We headed out to five different neighbourhoods known for their street art. Hongdae, Naksan Park, and Mullae we had been to before, but the tunnel in Apgujeong and Kangfull Comic Street were new places to mark off the map. We didn't have the greatest weather, which meant we had to go back again to get some less dreary shots. They used thirteen photos in the end, which you can see in the article here. Here are the rest.
Naksan Park, Ihwa Mural Village
Apgujeong Graffiti Tunnel
While it's not something I do terribly often, drinking makgeolli out of a steel pail in a graffitied wooden shack is definitely a weekend activity I will miss a lot when we leave Korea. Dave wrote stories for both Roads & Kingdoms and Wine Enthusiast magazine about this traditional rice "wine". For Roads & Kingdoms we went to a place we fondly call, " the makgeolli shack". It's actually called Jongno House, but after a decade of going here we had to actually ask to find this out. This literal shack in Insadong, Seoul is a bit of an institution, so we always make a point to bring any newbs or tourists here to experience a taste of what Insadong was like before gentrification.
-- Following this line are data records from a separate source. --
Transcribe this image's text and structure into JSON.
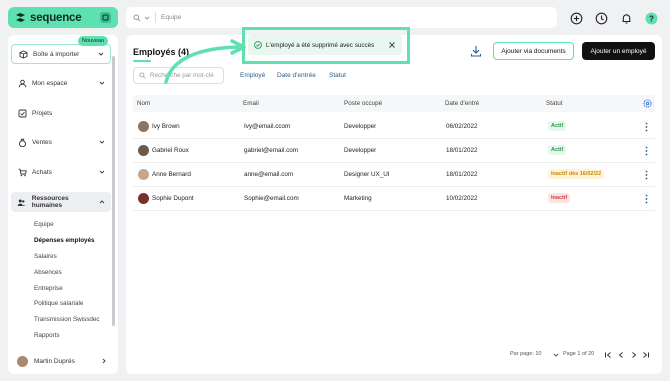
{
  "brand": {
    "name": "sequence"
  },
  "search": {
    "placeholder": "Equipe"
  },
  "sidebar": {
    "items": [
      {
        "label": "Boîte à importer",
        "badge": "Nouveau"
      },
      {
        "label": "Mon espace"
      },
      {
        "label": "Projets"
      },
      {
        "label": "Ventes"
      },
      {
        "label": "Achats"
      },
      {
        "label": "Ressources humaines"
      }
    ],
    "subitems": [
      "Equipe",
      "Dépenses employés",
      "Salaires",
      "Absences",
      "Entreprise",
      "Politique salariale",
      "Transmission Swissdec",
      "Rapports"
    ],
    "user": "Martin Duprés"
  },
  "main": {
    "title": "Employés (4)",
    "buttons": {
      "docs": "Ajouter via documents",
      "add": "Ajouter un employé"
    },
    "search_placeholder": "Recherche par mot-clé",
    "filters": [
      "Employé",
      "Date d'entrée",
      "Statut"
    ],
    "columns": [
      "Nom",
      "Email",
      "Poste occupé",
      "Date d'entré",
      "Statut"
    ],
    "rows": [
      {
        "name": "Ivy Brown",
        "email": "Ivy@email.ccom",
        "role": "Developper",
        "date": "06/02/2022",
        "status": "Actif"
      },
      {
        "name": "Gabriel Roux",
        "email": "gabriel@email.com",
        "role": "Developper",
        "date": "18/01/2022",
        "status": "Actif"
      },
      {
        "name": "Anne Bernard",
        "email": "anne@email.com",
        "role": "Designer UX_UI",
        "date": "18/01/2022",
        "status": "Inactif dès 16/02/22"
      },
      {
        "name": "Sophie Dupont",
        "email": "Sophie@email.com",
        "role": "Marketing",
        "date": "10/02/2022",
        "status": "Inactif"
      }
    ],
    "pagination": {
      "per_page": "Par page: 10",
      "page": "Page 1 of 20"
    }
  },
  "toast": {
    "message": "L'employé a été supprimé avec succès"
  },
  "colors": {
    "accent": "#5fe0b0",
    "dark": "#111111",
    "active_bg": "#e3f7ea",
    "active_fg": "#2f9a4f",
    "warn_bg": "#fff3d6",
    "warn_fg": "#c48a10",
    "inactive_bg": "#fde4e4",
    "inactive_fg": "#d23c3c"
  }
}
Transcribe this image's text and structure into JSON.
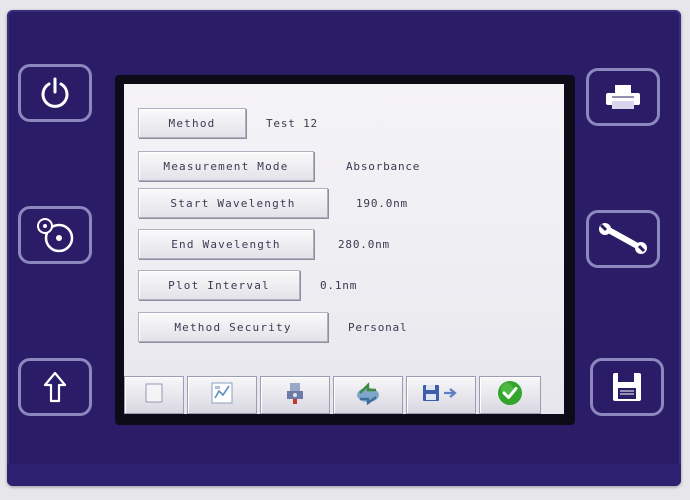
{
  "screen": {
    "rows": [
      {
        "label": "Method",
        "value": "Test 12"
      },
      {
        "label": "Measurement Mode",
        "value": "Absorbance"
      },
      {
        "label": "Start Wavelength",
        "value": "190.0nm"
      },
      {
        "label": "End Wavelength",
        "value": "280.0nm"
      },
      {
        "label": "Plot Interval",
        "value": "0.1nm"
      },
      {
        "label": "Method Security",
        "value": "Personal"
      }
    ],
    "tabs": [
      "blank-tab-icon",
      "settings-grid-icon",
      "scan-sample-icon",
      "recycle-icon",
      "save-to-icon",
      "check-confirm-icon"
    ]
  },
  "hardware_buttons": {
    "left": [
      "power-icon",
      "disc-icon",
      "upload-arrow-icon"
    ],
    "right": [
      "printer-icon",
      "wrench-icon",
      "floppy-disk-icon"
    ]
  },
  "colors": {
    "bezel": "#2a1c66",
    "button_outline": "#8b88bf",
    "screen": "#f1f0f4",
    "check": "#34a52c"
  }
}
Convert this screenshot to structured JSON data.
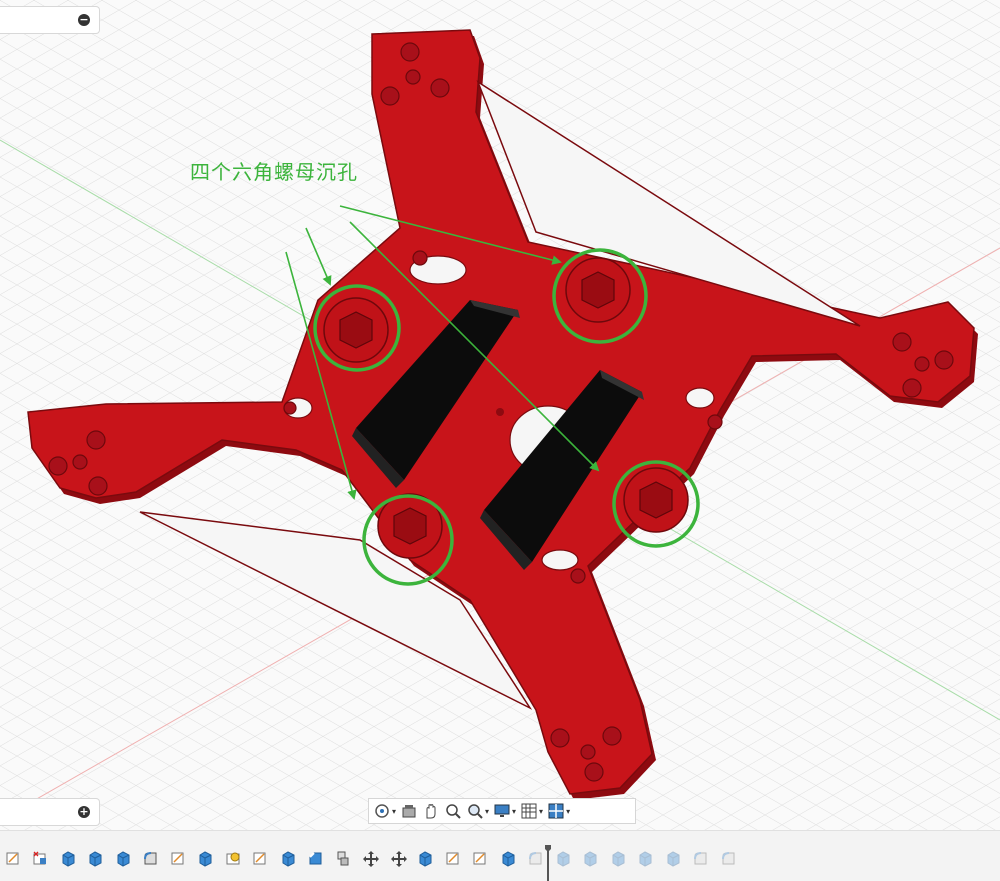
{
  "annotation": {
    "label": "四个六角螺母沉孔"
  },
  "panels": [
    {
      "name": "top-panel",
      "toggle": "−"
    },
    {
      "name": "bottom-panel",
      "toggle": "+"
    }
  ],
  "nav_toolbar": {
    "items": [
      {
        "name": "orbit-icon",
        "caret": "▾"
      },
      {
        "name": "look-at-icon",
        "caret": ""
      },
      {
        "name": "pan-icon",
        "caret": ""
      },
      {
        "name": "zoom-icon",
        "caret": ""
      },
      {
        "name": "fit-icon",
        "caret": "▾"
      },
      {
        "name": "display-settings-icon",
        "caret": "▾"
      },
      {
        "name": "grid-settings-icon",
        "caret": "▾"
      },
      {
        "name": "viewports-icon",
        "caret": "▾"
      }
    ]
  },
  "timeline": {
    "features": [
      "sketch",
      "delete-sketch",
      "extrude",
      "extrude",
      "extrude",
      "fillet",
      "sketch",
      "extrude",
      "hole",
      "sketch",
      "extrude",
      "chamfer",
      "combine",
      "move",
      "move",
      "extrude",
      "sketch",
      "sketch",
      "extrude",
      "fillet",
      "extrude",
      "extrude",
      "extrude",
      "extrude",
      "extrude",
      "fillet",
      "fillet"
    ],
    "marker_after": 19
  },
  "colors": {
    "part": "#c8141a",
    "part_dark": "#8e0a10",
    "part_shadow": "#a20e14",
    "bracket": "#111111",
    "annotation": "#3cb43c",
    "grid": "#dcdcdc"
  }
}
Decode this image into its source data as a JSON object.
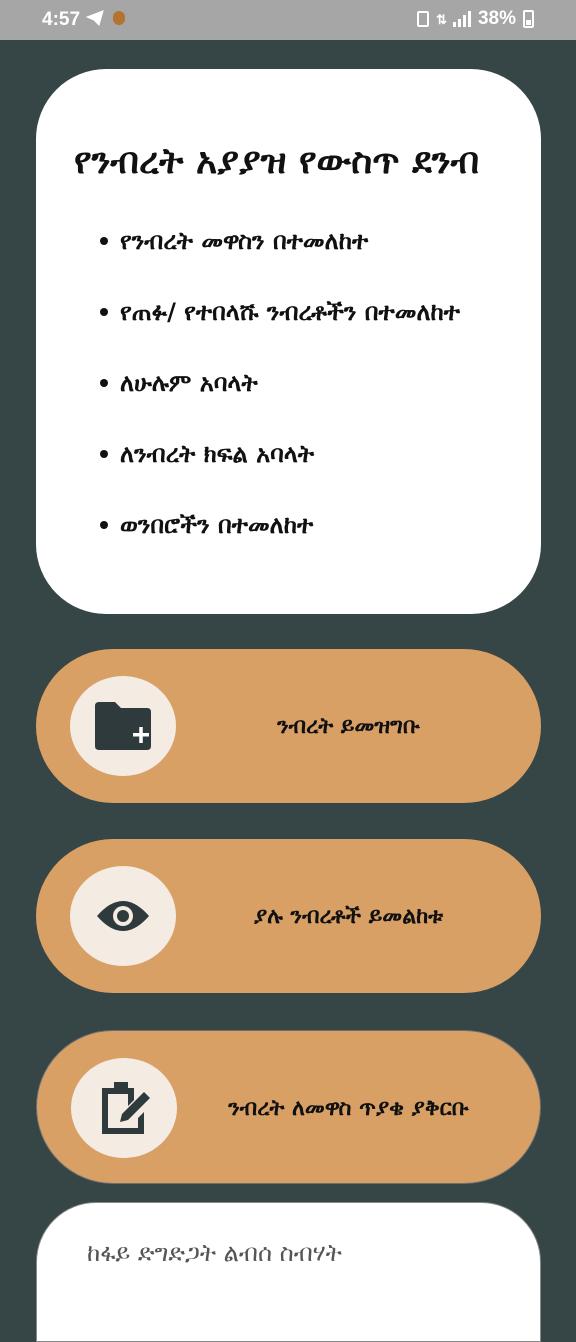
{
  "status_bar": {
    "time": "4:57",
    "battery": "38%",
    "icons": [
      "telegram-send-icon",
      "app-notification-icon",
      "battery-saver-icon",
      "data-arrows-icon",
      "signal-icon",
      "battery-icon"
    ]
  },
  "info_card": {
    "title": "የንብረት አያያዝ የውስጥ ደንብ",
    "items": [
      "የንብረት መዋስን በተመለከተ",
      "የጠፉ/ የተበላሹ ንብረቶችን በተመለከተ",
      "ለሁሉም አባላት",
      "ለንብረት ክፍል አባላት",
      "ወንበሮችን በተመለከተ"
    ]
  },
  "actions": [
    {
      "label": "ንብረት ይመዝግቡ",
      "icon": "folder-add-icon"
    },
    {
      "label": "ያሉ ንብረቶች ይመልከቱ",
      "icon": "eye-icon"
    },
    {
      "label": "ንብረት ለመዋስ ጥያቄ ያቅርቡ",
      "icon": "request-form-icon"
    }
  ],
  "bottom_card": {
    "text": "ከፋይ ድግድጋት ልብሰ ስብሃት"
  },
  "colors": {
    "background": "#364546",
    "pill": "#d9a066",
    "icon_circle": "#f4ebe3",
    "icon_fg": "#2e3a3b"
  }
}
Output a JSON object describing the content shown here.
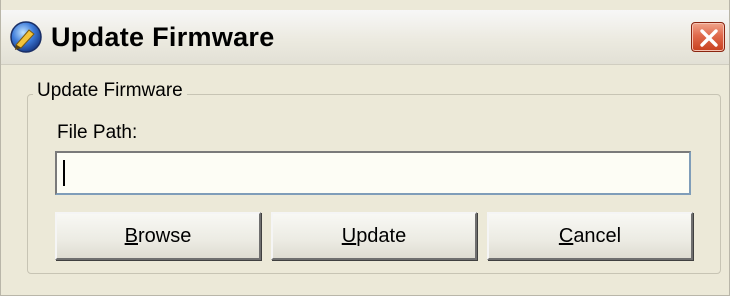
{
  "window": {
    "title": "Update Firmware",
    "app_icon": "firmware-app-icon",
    "close_icon": "close-icon"
  },
  "group": {
    "legend": "Update Firmware",
    "file_path_label": "File Path:",
    "file_path_value": "",
    "file_path_placeholder": ""
  },
  "buttons": {
    "browse": {
      "mnemonic": "B",
      "rest": "rowse"
    },
    "update": {
      "mnemonic": "U",
      "rest": "pdate"
    },
    "cancel": {
      "mnemonic": "C",
      "rest": "ancel"
    }
  },
  "colors": {
    "dialog_bg": "#ece9d8",
    "close_button": "#d9532f",
    "input_border": "#7f9db9"
  }
}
More here.
The second story for Wine Enthusiast took a group of us down to Jeonju for a weekend. Jeonju is not only famous for makgeolli (and bibimbap), but also for the way it's served. You order per beaten-up kettle, which comes with basic sides. As you order more kettles, the sides get bigger and better, until you're completely stuffed and sticky from all the spilled makgeolli. . You can read more about it here.
Stores and restaurants here open and close more often than the toilet paper roll needs changing. That period between the gutting of the old and the unveiling of the new always makes me feel a little like a kid at Christmas. I dream of a gourmet cheese shop, or a store full of quality, sensible shoes at affordable prices. It never is, of course. Most often it's a cellphone shop, one of the latest food fads (looks like juice bars are the next big thing), or a chicken hof.
Chicken hofs have come a long way from when they only had three things on the menu: whole fried chicken, half fried chicken, and draft beer - hence the place to go for "chimaek" (chi for chicken, maek for maekju - beer in Korean). But those items still form the backbone of what it really means to be a chicken hof. For VICE, Dave investigated what it takes to run a successful chicken hof in such a saturated market. Thanks to our friend Adam and his in-laws, the owners of Fusion Chicken Hof CHECK, I was able to get in the kitchen for some behind-the-scenes shots. You can read the article over here at VICE.
A teacher and photographer previously based in S. Korea, being thrown into the world of photojournalism.